== Segment start ==
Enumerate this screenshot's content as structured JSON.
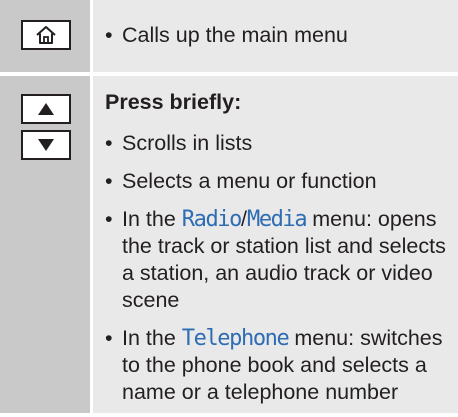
{
  "row1": {
    "key_icon": "home-icon",
    "text": "Calls up the main menu"
  },
  "row2": {
    "key_icons": [
      "arrow-up-icon",
      "arrow-down-icon"
    ],
    "heading": "Press briefly:",
    "items": [
      {
        "text": "Scrolls in lists"
      },
      {
        "text": "Selects a menu or function"
      },
      {
        "prefix": "In the ",
        "hl1": "Radio",
        "slash": "/",
        "hl2": "Media",
        "rest": " menu: opens the track or station list and selects a station, an audio track or video scene"
      },
      {
        "prefix": "In the ",
        "hl1": "Telephone",
        "rest": " menu: switches to the phone book and selects a name or a telephone number"
      }
    ]
  },
  "colors": {
    "key_column": "#c9c9c9",
    "content_background": "#e9e9e9",
    "highlight": "#2e6db4",
    "text": "#231f20"
  }
}
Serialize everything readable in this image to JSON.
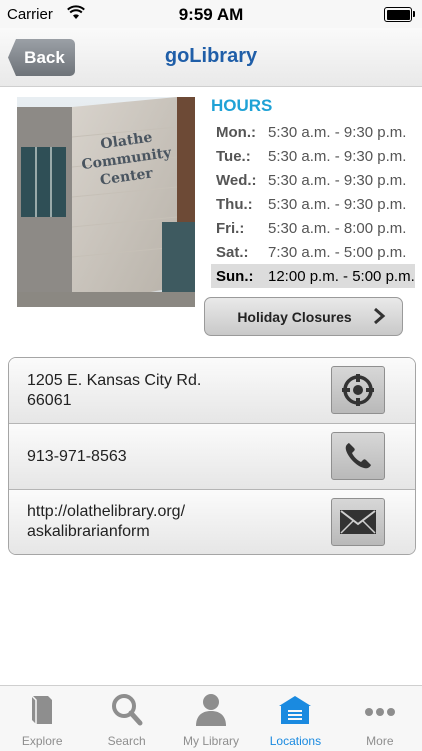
{
  "status": {
    "carrier": "Carrier",
    "time": "9:59 AM"
  },
  "nav": {
    "back_label": "Back",
    "title": "goLibrary"
  },
  "photo": {
    "alt": "Olathe Community Center"
  },
  "hours": {
    "title": "HOURS",
    "rows": [
      {
        "day": "Mon.:",
        "time": "5:30 a.m. - 9:30 p.m."
      },
      {
        "day": "Tue.:",
        "time": "5:30 a.m. - 9:30 p.m."
      },
      {
        "day": "Wed.:",
        "time": "5:30 a.m. - 9:30 p.m."
      },
      {
        "day": "Thu.:",
        "time": "5:30 a.m. - 9:30 p.m."
      },
      {
        "day": "Fri.:",
        "time": "5:30 a.m. - 8:00 p.m."
      },
      {
        "day": "Sat.:",
        "time": "7:30 a.m. - 5:00 p.m."
      },
      {
        "day": "Sun.:",
        "time": "12:00 p.m. - 5:00 p.m."
      }
    ]
  },
  "holiday": {
    "label": "Holiday Closures"
  },
  "contact": {
    "address_line1": "1205 E. Kansas City Rd.",
    "address_line2": "66061",
    "phone": "913-971-8563",
    "url_line1": "http://olathelibrary.org/",
    "url_line2": "askalibrarianform"
  },
  "tabs": [
    {
      "label": "Explore",
      "icon": "book-icon"
    },
    {
      "label": "Search",
      "icon": "search-icon"
    },
    {
      "label": "My Library",
      "icon": "person-icon"
    },
    {
      "label": "Locations",
      "icon": "building-icon"
    },
    {
      "label": "More",
      "icon": "more-icon"
    }
  ],
  "colors": {
    "accent": "#1a8ae0",
    "hours_title": "#1fa2d6",
    "nav_title": "#1f5ea8"
  }
}
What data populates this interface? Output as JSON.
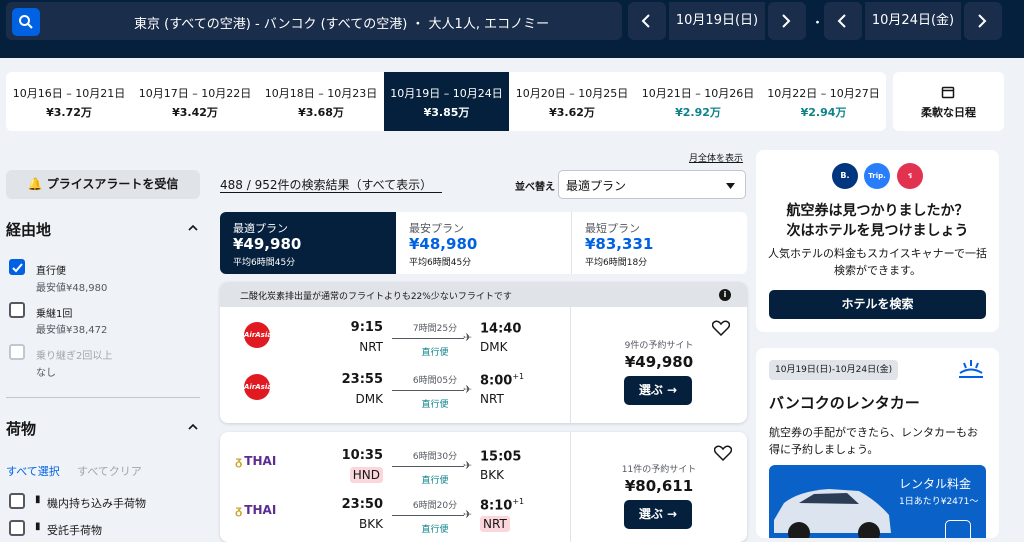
{
  "header": {
    "route": "東京 (すべての空港) - バンコク (すべての空港) ・ 大人1人, エコノミー",
    "outbound_date": "10月19日(日)",
    "return_date": "10月24日(金)",
    "separator": "・"
  },
  "date_options": [
    {
      "range": "10月16日 – 10月21日",
      "price": "¥3.72万",
      "highlight": false
    },
    {
      "range": "10月17日 – 10月22日",
      "price": "¥3.42万",
      "highlight": false
    },
    {
      "range": "10月18日 – 10月23日",
      "price": "¥3.68万",
      "highlight": false
    },
    {
      "range": "10月19日 – 10月24日",
      "price": "¥3.85万",
      "selected": true
    },
    {
      "range": "10月20日 – 10月25日",
      "price": "¥3.62万",
      "highlight": false
    },
    {
      "range": "10月21日 – 10月26日",
      "price": "¥2.92万",
      "highlight": true
    },
    {
      "range": "10月22日 – 10月27日",
      "price": "¥2.94万",
      "highlight": true
    }
  ],
  "flexible_label": "柔軟な日程",
  "filters": {
    "price_alert": "プライスアラートを受信",
    "stops_title": "経由地",
    "stops": [
      {
        "label": "直行便",
        "sub": "最安値¥48,980",
        "checked": true,
        "disabled": false
      },
      {
        "label": "乗継1回",
        "sub": "最安値¥38,472",
        "checked": false,
        "disabled": false
      },
      {
        "label": "乗り継ぎ2回以上",
        "sub": "なし",
        "checked": false,
        "disabled": true
      }
    ],
    "baggage_title": "荷物",
    "select_all": "すべて選択",
    "clear_all": "すべてクリア",
    "baggage": [
      {
        "label": "機内持ち込み手荷物"
      },
      {
        "label": "受託手荷物"
      }
    ]
  },
  "results": {
    "count": "488 / 952件の検索結果（すべて表示）",
    "whole_month": "月全体を表示",
    "sort_label": "並べ替え",
    "sort_value": "最適プラン"
  },
  "sort_tabs": [
    {
      "title": "最適プラン",
      "price": "¥49,980",
      "duration": "平均6時間45分"
    },
    {
      "title": "最安プラン",
      "price": "¥48,980",
      "duration": "平均6時間45分"
    },
    {
      "title": "最短プラン",
      "price": "¥83,331",
      "duration": "平均6時間18分"
    }
  ],
  "flights": [
    {
      "banner": "二酸化炭素排出量が通常のフライトよりも22%少ないフライトです",
      "airline": "AirAsia",
      "legs": [
        {
          "dep_time": "9:15",
          "dep_airport": "NRT",
          "duration": "7時間25分",
          "stops": "直行便",
          "arr_time": "14:40",
          "arr_plus": "",
          "arr_airport": "DMK"
        },
        {
          "dep_time": "23:55",
          "dep_airport": "DMK",
          "duration": "6時間05分",
          "stops": "直行便",
          "arr_time": "8:00",
          "arr_plus": "+1",
          "arr_airport": "NRT"
        }
      ],
      "sites": "9件の予約サイト",
      "price": "¥49,980",
      "select": "選ぶ →"
    },
    {
      "airline": "THAI",
      "legs": [
        {
          "dep_time": "10:35",
          "dep_airport": "HND",
          "duration": "6時間30分",
          "stops": "直行便",
          "arr_time": "15:05",
          "arr_plus": "",
          "arr_airport": "BKK"
        },
        {
          "dep_time": "23:50",
          "dep_airport": "BKK",
          "duration": "6時間20分",
          "stops": "直行便",
          "arr_time": "8:10",
          "arr_plus": "+1",
          "arr_airport": "NRT"
        }
      ],
      "sites": "11件の予約サイト",
      "price": "¥80,611",
      "select": "選ぶ →"
    }
  ],
  "hotel_ad": {
    "logos": [
      "B.",
      "Trip.",
      "ร"
    ],
    "title_line1": "航空券は見つかりましたか？",
    "title_line2": "次はホテルを見つけましょう",
    "desc": "人気ホテルの料金もスカイスキャナーで一括検索ができます。",
    "button": "ホテルを検索"
  },
  "car_ad": {
    "date": "10月19日(日)-10月24日(金)",
    "title": "バンコクのレンタカー",
    "desc": "航空券の手配ができたら、レンタカーもお得に予約しましょう。",
    "rental_label": "レンタル料金",
    "rental_price": "1日あたり¥2471〜"
  },
  "colors": {
    "navy": "#05203c",
    "blue": "#0062e3",
    "teal": "#0c838a"
  }
}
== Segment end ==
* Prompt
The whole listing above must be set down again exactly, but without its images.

* Task answer
Enumerate this screenshot's content as structured JSON.
{
  "row1": {
    "key_icon": "home-icon",
    "text": "Calls up the main menu"
  },
  "row2": {
    "key_icons": [
      "arrow-up-icon",
      "arrow-down-icon"
    ],
    "heading": "Press briefly:",
    "items": [
      {
        "text": "Scrolls in lists"
      },
      {
        "text": "Selects a menu or function"
      },
      {
        "prefix": "In the ",
        "hl1": "Radio",
        "slash": "/",
        "hl2": "Media",
        "rest": " menu: opens the track or station list and selects a station, an audio track or video scene"
      },
      {
        "prefix": "In the ",
        "hl1": "Telephone",
        "rest": " menu: switches to the phone book and selects a name or a telephone number"
      }
    ]
  },
  "colors": {
    "key_column": "#c9c9c9",
    "content_background": "#e9e9e9",
    "highlight": "#2e6db4",
    "text": "#231f20"
  }
}
Serialize everything readable in this image to JSON.
{
  "status": {
    "carrier": "Carrier",
    "time": "9:59 AM"
  },
  "nav": {
    "back_label": "Back",
    "title": "goLibrary"
  },
  "photo": {
    "alt": "Olathe Community Center"
  },
  "hours": {
    "title": "HOURS",
    "rows": [
      {
        "day": "Mon.:",
        "time": "5:30 a.m. - 9:30 p.m."
      },
      {
        "day": "Tue.:",
        "time": "5:30 a.m. - 9:30 p.m."
      },
      {
        "day": "Wed.:",
        "time": "5:30 a.m. - 9:30 p.m."
      },
      {
        "day": "Thu.:",
        "time": "5:30 a.m. - 9:30 p.m."
      },
      {
        "day": "Fri.:",
        "time": "5:30 a.m. - 8:00 p.m."
      },
      {
        "day": "Sat.:",
        "time": "7:30 a.m. - 5:00 p.m."
      },
      {
        "day": "Sun.:",
        "time": "12:00 p.m. - 5:00 p.m."
      }
    ]
  },
  "holiday": {
    "label": "Holiday Closures"
  },
  "contact": {
    "address_line1": "1205 E. Kansas City Rd.",
    "address_line2": "66061",
    "phone": "913-971-8563",
    "url_line1": "http://olathelibrary.org/",
    "url_line2": "askalibrarianform"
  },
  "tabs": [
    {
      "label": "Explore",
      "icon": "book-icon"
    },
    {
      "label": "Search",
      "icon": "search-icon"
    },
    {
      "label": "My Library",
      "icon": "person-icon"
    },
    {
      "label": "Locations",
      "icon": "building-icon"
    },
    {
      "label": "More",
      "icon": "more-icon"
    }
  ],
  "colors": {
    "accent": "#1a8ae0",
    "hours_title": "#1fa2d6",
    "nav_title": "#1f5ea8"
  }
}
What data populates this interface? Output as JSON.
{
  "header": {
    "route": "東京 (すべての空港) - バンコク (すべての空港) ・ 大人1人, エコノミー",
    "outbound_date": "10月19日(日)",
    "return_date": "10月24日(金)",
    "separator": "・"
  },
  "date_options": [
    {
      "range": "10月16日 – 10月21日",
      "price": "¥3.72万",
      "highlight": false
    },
    {
      "range": "10月17日 – 10月22日",
      "price": "¥3.42万",
      "highlight": false
    },
    {
      "range": "10月18日 – 10月23日",
      "price": "¥3.68万",
      "highlight": false
    },
    {
      "range": "10月19日 – 10月24日",
      "price": "¥3.85万",
      "selected": true
    },
    {
      "range": "10月20日 – 10月25日",
      "price": "¥3.62万",
      "highlight": false
    },
    {
      "range": "10月21日 – 10月26日",
      "price": "¥2.92万",
      "highlight": true
    },
    {
      "range": "10月22日 – 10月27日",
      "price": "¥2.94万",
      "highlight": true
    }
  ],
  "flexible_label": "柔軟な日程",
  "filters": {
    "price_alert": "プライスアラートを受信",
    "stops_title": "経由地",
    "stops": [
      {
        "label": "直行便",
        "sub": "最安値¥48,980",
        "checked": true,
        "disabled": false
      },
      {
        "label": "乗継1回",
        "sub": "最安値¥38,472",
        "checked": false,
        "disabled": false
      },
      {
        "label": "乗り継ぎ2回以上",
        "sub": "なし",
        "checked": false,
        "disabled": true
      }
    ],
    "baggage_title": "荷物",
    "select_all": "すべて選択",
    "clear_all": "すべてクリア",
    "baggage": [
      {
        "label": "機内持ち込み手荷物"
      },
      {
        "label": "受託手荷物"
      }
    ]
  },
  "results": {
    "count": "488 / 952件の検索結果（すべて表示）",
    "whole_month": "月全体を表示",
    "sort_label": "並べ替え",
    "sort_value": "最適プラン"
  },
  "sort_tabs": [
    {
      "title": "最適プラン",
      "price": "¥49,980",
      "duration": "平均6時間45分"
    },
    {
      "title": "最安プラン",
      "price": "¥48,980",
      "duration": "平均6時間45分"
    },
    {
      "title": "最短プラン",
      "price": "¥83,331",
      "duration": "平均6時間18分"
    }
  ],
  "flights": [
    {
      "banner": "二酸化炭素排出量が通常のフライトよりも22%少ないフライトです",
      "airline": "AirAsia",
      "legs": [
        {
          "dep_time": "9:15",
          "dep_airport": "NRT",
          "duration": "7時間25分",
          "stops": "直行便",
          "arr_time": "14:40",
          "arr_plus": "",
          "arr_airport": "DMK"
        },
        {
          "dep_time": "23:55",
          "dep_airport": "DMK",
          "duration": "6時間05分",
          "stops": "直行便",
          "arr_time": "8:00",
          "arr_plus": "+1",
          "arr_airport": "NRT"
        }
      ],
      "sites": "9件の予約サイト",
      "price": "¥49,980",
      "select": "選ぶ →"
    },
    {
      "airline": "THAI",
      "legs": [
        {
          "dep_time": "10:35",
          "dep_airport": "HND",
          "duration": "6時間30分",
          "stops": "直行便",
          "arr_time": "15:05",
          "arr_plus": "",
          "arr_airport": "BKK"
        },
        {
          "dep_time": "23:50",
          "dep_airport": "BKK",
          "duration": "6時間20分",
          "stops": "直行便",
          "arr_time": "8:10",
          "arr_plus": "+1",
          "arr_airport": "NRT"
        }
      ],
      "sites": "11件の予約サイト",
      "price": "¥80,611",
      "select": "選ぶ →"
    }
  ],
  "hotel_ad": {
    "logos": [
      "B.",
      "Trip.",
      "ร"
    ],
    "title_line1": "航空券は見つかりましたか？",
    "title_line2": "次はホテルを見つけましょう",
    "desc": "人気ホテルの料金もスカイスキャナーで一括検索ができます。",
    "button": "ホテルを検索"
  },
  "car_ad": {
    "date": "10月19日(日)-10月24日(金)",
    "title": "バンコクのレンタカー",
    "desc": "航空券の手配ができたら、レンタカーもお得に予約しましょう。",
    "rental_label": "レンタル料金",
    "rental_price": "1日あたり¥2471〜"
  },
  "colors": {
    "navy": "#05203c",
    "blue": "#0062e3",
    "teal": "#0c838a"
  }
}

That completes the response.